One of the great comedic patterns of my life was the distinction between mine and my little brother’s definitions of a “clean room.” When our parents told us to clean our rooms, I would make some attempt—lame though it may have been—to actually put clothes where they belong. I would put my shoes where they went, and pick up trash. I would vacuum (if specifically told to), and make sure my desk was organized. My little brother, on the other hand, would simply pick all random items off the floor and either sweep them under his bed or stack them in his closet. In theory, his room was “clean,” though if the parents cared to conduct a closer inspection they would have been well advised to wear a HAZMAT suit. When they said, “clean your room,” they MEANT something underneath the words. What was important to THEM was an objective, specified picture of “clean.” What my brother subjectively argued was “clean” was not the same picture. The difference between these two notions provided much comedy in the 1970’s. If we were to please our parents, our definition of “clean” must match up with theirs.
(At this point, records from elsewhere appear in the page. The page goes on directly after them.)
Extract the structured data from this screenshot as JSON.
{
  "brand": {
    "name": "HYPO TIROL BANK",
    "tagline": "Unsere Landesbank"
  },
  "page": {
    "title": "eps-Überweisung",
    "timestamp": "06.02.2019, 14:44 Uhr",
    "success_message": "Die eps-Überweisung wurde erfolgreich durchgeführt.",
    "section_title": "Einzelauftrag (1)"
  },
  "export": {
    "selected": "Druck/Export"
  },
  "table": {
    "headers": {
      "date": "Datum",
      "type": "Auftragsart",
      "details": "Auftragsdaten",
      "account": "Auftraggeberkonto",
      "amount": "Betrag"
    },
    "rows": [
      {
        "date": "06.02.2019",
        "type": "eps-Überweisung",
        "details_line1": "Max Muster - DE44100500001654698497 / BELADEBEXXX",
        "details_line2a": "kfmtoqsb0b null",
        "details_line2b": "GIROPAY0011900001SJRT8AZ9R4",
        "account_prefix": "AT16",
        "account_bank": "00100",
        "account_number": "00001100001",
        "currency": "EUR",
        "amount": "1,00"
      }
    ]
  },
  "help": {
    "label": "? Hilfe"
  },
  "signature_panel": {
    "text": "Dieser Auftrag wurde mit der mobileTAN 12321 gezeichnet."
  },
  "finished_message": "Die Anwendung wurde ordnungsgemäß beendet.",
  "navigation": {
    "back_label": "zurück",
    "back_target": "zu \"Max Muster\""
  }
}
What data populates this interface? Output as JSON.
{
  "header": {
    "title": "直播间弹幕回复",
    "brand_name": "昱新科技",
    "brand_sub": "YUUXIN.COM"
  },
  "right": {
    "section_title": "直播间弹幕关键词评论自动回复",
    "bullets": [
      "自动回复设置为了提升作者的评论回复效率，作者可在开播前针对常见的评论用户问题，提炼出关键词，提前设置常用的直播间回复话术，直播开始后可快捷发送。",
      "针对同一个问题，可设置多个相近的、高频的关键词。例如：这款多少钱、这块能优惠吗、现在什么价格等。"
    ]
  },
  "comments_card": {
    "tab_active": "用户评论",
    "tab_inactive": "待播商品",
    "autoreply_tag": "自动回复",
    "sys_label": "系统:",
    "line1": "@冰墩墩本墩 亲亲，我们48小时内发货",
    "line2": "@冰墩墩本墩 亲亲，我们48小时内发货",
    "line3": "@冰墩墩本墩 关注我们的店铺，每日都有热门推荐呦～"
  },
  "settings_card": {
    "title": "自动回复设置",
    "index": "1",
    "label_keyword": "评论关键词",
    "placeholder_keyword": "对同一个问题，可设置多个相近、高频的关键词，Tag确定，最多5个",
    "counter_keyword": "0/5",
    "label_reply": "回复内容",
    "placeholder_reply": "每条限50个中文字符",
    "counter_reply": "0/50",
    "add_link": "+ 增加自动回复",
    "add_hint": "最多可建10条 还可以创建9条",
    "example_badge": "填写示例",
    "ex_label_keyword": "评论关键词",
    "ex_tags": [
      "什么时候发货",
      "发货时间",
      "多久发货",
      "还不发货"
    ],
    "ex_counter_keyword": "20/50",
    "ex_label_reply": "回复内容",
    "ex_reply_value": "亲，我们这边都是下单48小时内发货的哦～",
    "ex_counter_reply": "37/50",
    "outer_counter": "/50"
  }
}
24Therefore, everyone who hears these words of Mine and does them, is like a wise man who built his house on a rock; 25and the rain came down and the river came and the wind blew against that house, and it did not fall, because it had been built upon a rock. 26And everyone who hears these words of Mine and does not do them is like a foolish man who built his house on sand; 27and the rain poured down and the river came and the wind beat against that house, and its fall was great.
Jesus prepares to close His Sermon on the Mount with a powerful rubric: a contrast between wise people (those who hear His words AND do them) and foolish people (those who hear His words AND DO NOT do them). What, exactly, have His words been in this sermon? He has passionately argued that sin is endemic to the human condition, and that righteousness is not. He has demonstrated that all the Law-obeying in the world can never be counted as righteousness. He has contended that self-sufficiency is a myth, and that all provision truly comes from God. In the same breath, He explicitly told His disciples to stop worrying about their provision, but to seek the righteousness of God as a first priority, and trust Him to provide for them. He taught them that relationships with God and with others are more important than rituals, and that true righteousness is marked by humility and a refusal to see the self as superior to the other. Those who trust God can count on His provision when they ask—and even when they don’t—and that among the provision that God has granted the most significant is the giving of the Messiah, in Whose name alone man might enter heaven. Though the only way man may be saved is by trusting Christ for that rescue and the resultant righteousness, there is no question that Christ intended for His disciples to live a certain way as a result of that faith. They were to treat one another a certain way, and they were to love one another and provide for one another. They were to see their relationships with each other as sacrosanct, and they were to leave judgment to the only One Who may do that. To hear His words and dismiss them as irrelevant would be the very definition of foolishness.
So how did we get to a place where we tend to do exactly that? We hear the Word, and we affirm it. We nod approvingly and store it in our hearts—and then go about our business as though we are capable of the Christian walk by ourselves. Go back and review how much of chapters 5,6, and 7 had to do specifically with relationships—and you will quickly get a sense of how important it was to Jesus that you NOT attempt this alone. He designed you to be in community. And if you don’t like that, there’s something wrong with YOU, not them. You cannot grow spiritually by sitting at home, reading some scriptures, listening to some internet preachers, and trying harder. That sort of moralism is exactly what Jesus was passionately decrying in the Pharisees. If He has truly saved you, then you are on a new road—a road that must be traveled with others. You cannot take seriously any part of the New Testament and fail to connect with others. To attempt to do so is to “hear” His words and then to fail to do them.
Gathering in community seems, at first blush, to be somewhat easier in our modern technology-driven world. I would argue, though, that it’s actually harder. Chat rooms, blogs, and interactive websites are frequently seen as replacements for actual interaction. You simply can’t love and serve one another online. If your pastor is just a moving image on a video screen, he’s not a pastor—he’s just a preacher. So your first step in “doing” these words you hear from the Lord is to get to church. The Church was founded by Jesus Christ, and belongs to Him. Your objections to the Church and the multitudinous ways you’ve been offended in the past are immaterial, irrelevant, and yet another reflection of the Self in the face of God’s own selflessness. Quit crying about the past and go fellowship with the community of the saints. You need it—trust Jesus on this one. The next step is to nurture your regular devotional life with interaction with a small group of those saints. Get some friends together and hold one another accountable. Email, text, or call one another regularly and help one another grow. You’ll defeat spiritual enemies this way, and you’ll grow by leaps and bounds. A Christian without friends is likely not a Christian at all, since so much of Christian theology is predicated on friendship. Finally, in your interactions with others, remember that you’re not as important as you think you are. The needs of others outweigh your own—and your resolution of interpersonal conflict is necessary to your spiritual growth.
His idea of the spiritual life is the correct one, regardless of how you have been defining it. Don’t just read His words, close the book and hope for the best. If you REALLY read His words, then you can see what’s important to Him. Make it important to you, too.